Like the people featured in the documentary, Ford and Hanson also went on their own journeys with Williams, as the film quickly departed from the comeback story they originally set out to make due to Williams' various health struggles and alcohol addiction.

"As Wendy's health worsened, our priorities shifted to getting her into a safer place and getting her back in touch with her family who she had been cut off from," Ford says. "Then, after that, it was about, 'Okay, let's tell the truth here. What is really going on in Wendy's life?' Wendy said from the beginning, 'There are no boundaries. You can ask me anything. We can go anywhere you want to go with this.' This was the truth of her life. The truth was no longer that she was going to resurrect her career in her podcast. The truth was she needed to get safe and she needed to get back in touch with her family. These issues needed to be raised and addressed, and people needed to be aware of the suffering that she and her family were going through."

Never miss a story — sign up for PEOPLE's free daily newsletter to stay up-to-date on the best of what PEOPLE has to offer, from juicy celebrity news to compelling human interest stories.

"Of course, it was a challenging, emotional, complex, heart-wrenching film to make, as well as it is to watch," he continues. "But we hope that it's serving Wendy's well-being, her family's well-being, and serving a larger purpose in society, which is to call attention to these guardianships, and also just the complexities of taking care of someone with these cognitive deficiencies and how challenging it can be for everyone around."

<p>Roy Rochlin/WireImage</p> Wendy WIlliams in 2019

Roy Rochlin/WireImage

Wendy WIlliams in 2019

Hanson makes clear that "every step of the way in the field," the documentary crew talked to Williams "about what we were doing."

"She had opinions about it, if she wanted to do it, not do it," she says. "She was very involved, and [even] now looking back in retrospect, understanding the issues she was dealing with, she was very engaged the majority of the time. Sometimes there were challenges, but I would say overall she was very engaged in what we were doing and liked having company in that apartment."

Adds Ford: "Every day she welcomed the film crew, she wanted the film crew there. That doesn't mean we didn't take that responsibility very seriously, but she enjoyed as much as she could and grew very close with the crew members that were there. And those crew members were very close to her and still care very deeply about her and always will."

Related: Wendy Williams’ Family Members Say They Weren’t Told of Her New Dementia Diagnosis (Exclusive)

Hanson says it was "a small team" in the field on a daily basis.

"It was a very intimate team, and Wendy established a relationship with each of us that was, I think, very meaningful to her," she says. "I think all of us were deeply impacted by it. Some of us had had family members or friends who struggled with addiction or mental health issues, and it became truly a labor of love for each of us to tell Wendy's story sensitively and compassionately and honestly."

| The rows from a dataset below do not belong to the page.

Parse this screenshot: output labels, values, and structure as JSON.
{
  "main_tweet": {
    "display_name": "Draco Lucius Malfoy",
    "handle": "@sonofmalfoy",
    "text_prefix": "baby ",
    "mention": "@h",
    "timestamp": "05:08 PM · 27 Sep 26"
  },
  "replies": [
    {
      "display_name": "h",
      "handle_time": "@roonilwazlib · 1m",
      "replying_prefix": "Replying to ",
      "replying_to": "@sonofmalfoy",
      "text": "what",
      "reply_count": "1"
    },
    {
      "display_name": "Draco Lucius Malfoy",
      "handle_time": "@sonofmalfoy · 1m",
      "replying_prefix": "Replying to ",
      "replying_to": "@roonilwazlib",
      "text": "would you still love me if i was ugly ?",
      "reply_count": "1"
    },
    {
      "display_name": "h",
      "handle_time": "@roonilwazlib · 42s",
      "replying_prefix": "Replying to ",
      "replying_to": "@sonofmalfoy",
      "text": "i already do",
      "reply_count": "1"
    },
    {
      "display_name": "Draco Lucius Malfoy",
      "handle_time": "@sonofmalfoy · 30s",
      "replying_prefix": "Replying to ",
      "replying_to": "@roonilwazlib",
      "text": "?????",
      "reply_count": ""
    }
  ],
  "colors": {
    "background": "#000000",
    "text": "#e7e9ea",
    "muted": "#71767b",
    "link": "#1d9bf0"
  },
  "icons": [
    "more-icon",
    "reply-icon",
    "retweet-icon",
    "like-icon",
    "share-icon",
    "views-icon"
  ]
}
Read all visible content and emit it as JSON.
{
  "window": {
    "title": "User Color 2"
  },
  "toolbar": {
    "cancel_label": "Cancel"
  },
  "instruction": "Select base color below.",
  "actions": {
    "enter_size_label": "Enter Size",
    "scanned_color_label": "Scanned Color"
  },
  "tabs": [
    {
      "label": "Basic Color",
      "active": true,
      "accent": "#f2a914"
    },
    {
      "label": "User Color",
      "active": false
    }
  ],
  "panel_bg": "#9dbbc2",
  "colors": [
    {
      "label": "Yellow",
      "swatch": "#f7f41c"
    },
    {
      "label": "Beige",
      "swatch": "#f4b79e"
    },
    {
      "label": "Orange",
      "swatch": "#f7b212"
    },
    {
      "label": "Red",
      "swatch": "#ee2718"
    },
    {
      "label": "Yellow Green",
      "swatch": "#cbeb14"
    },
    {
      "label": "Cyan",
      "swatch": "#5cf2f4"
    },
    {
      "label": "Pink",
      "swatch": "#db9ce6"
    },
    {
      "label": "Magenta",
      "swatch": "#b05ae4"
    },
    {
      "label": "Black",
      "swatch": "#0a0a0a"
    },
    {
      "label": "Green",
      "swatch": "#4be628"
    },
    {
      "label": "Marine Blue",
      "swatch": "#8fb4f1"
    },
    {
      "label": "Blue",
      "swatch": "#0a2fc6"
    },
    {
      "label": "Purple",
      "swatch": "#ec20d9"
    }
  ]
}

Ahead of the documentary's premiere, Hanson says she screened it with Williams' family.

"It was so important to me that they watched it all and felt supportive and felt good about it, that it was an honest portrayal," she says. "That means everything because we, as filmmakers, have a tremendous moral responsibility in telling someone's story, and I take that so seriously. Since we don't have contact with Wendy, and I don't know if she's seen it or what her thoughts are, that her family supported it and really liked it and felt it was accurate, meant everything to me."

Related: Wendy Williams’ Family Feared She Could Die and That They’d Get 'That Call' amid Star’s Alcohol Abuse (Exclusive)

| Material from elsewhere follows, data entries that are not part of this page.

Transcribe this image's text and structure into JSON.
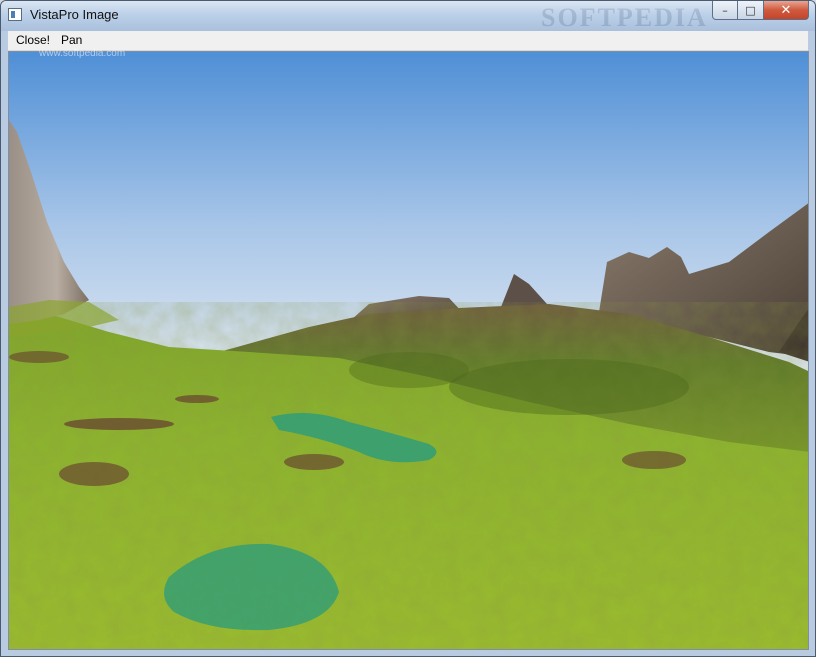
{
  "window": {
    "title": "VistaPro Image",
    "watermark": "SOFTPEDIA",
    "watermark_sub": "www.softpedia.com"
  },
  "caption_buttons": {
    "minimize": "–",
    "maximize": "□",
    "close": "✕"
  },
  "menu": {
    "items": [
      "Close!",
      "Pan"
    ]
  },
  "scene": {
    "sky_top": "#4f8fd6",
    "sky_bottom": "#dfe8f2",
    "grass": "#8ab02c",
    "rock": "#6e5f52",
    "water": "#2f9e78"
  }
}
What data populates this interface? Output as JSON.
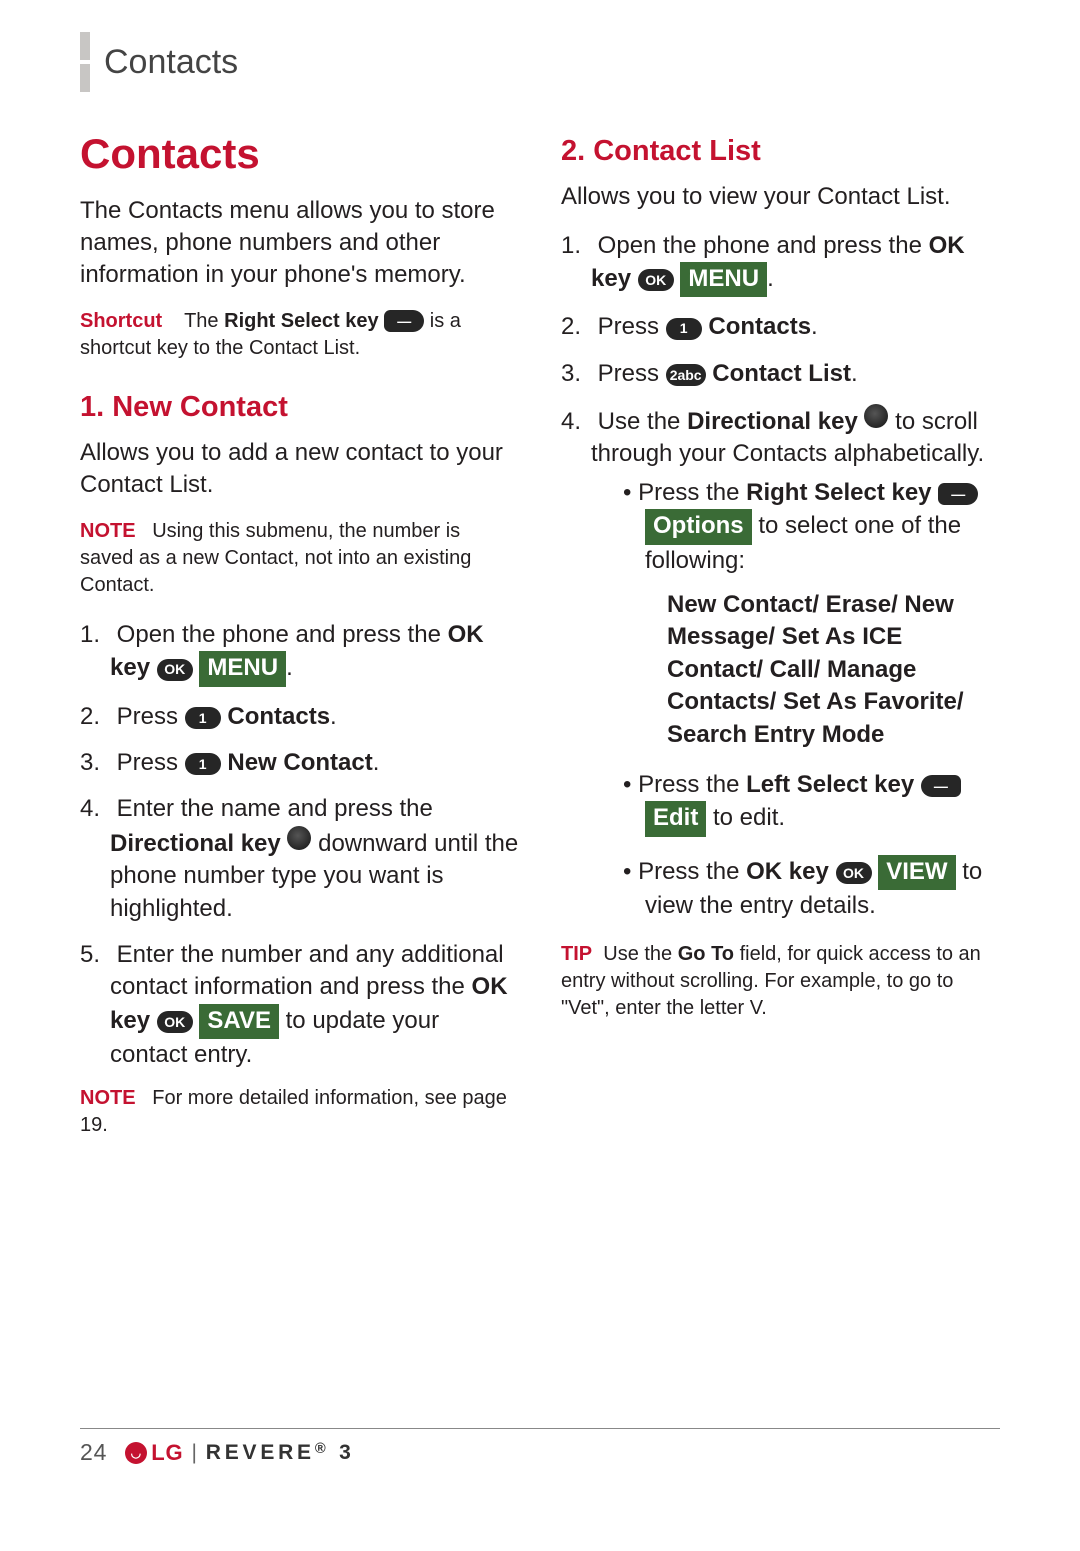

As she looks to the future, Hanson has "hope" for the next chapter of Williams' story.

"My hope is that she can live the best life she can live in a healthy environment and get the help, treatment that she needs," she says. "I am optimistic for her."

"Wendy is beloved and will continue to be beloved," Ford adds. "She's a force and will continue to be a force. We just hope she's happy and in a safe place and can be with her family."

For more People news, make sure to sign up for our newsletter!

Read the original article on People.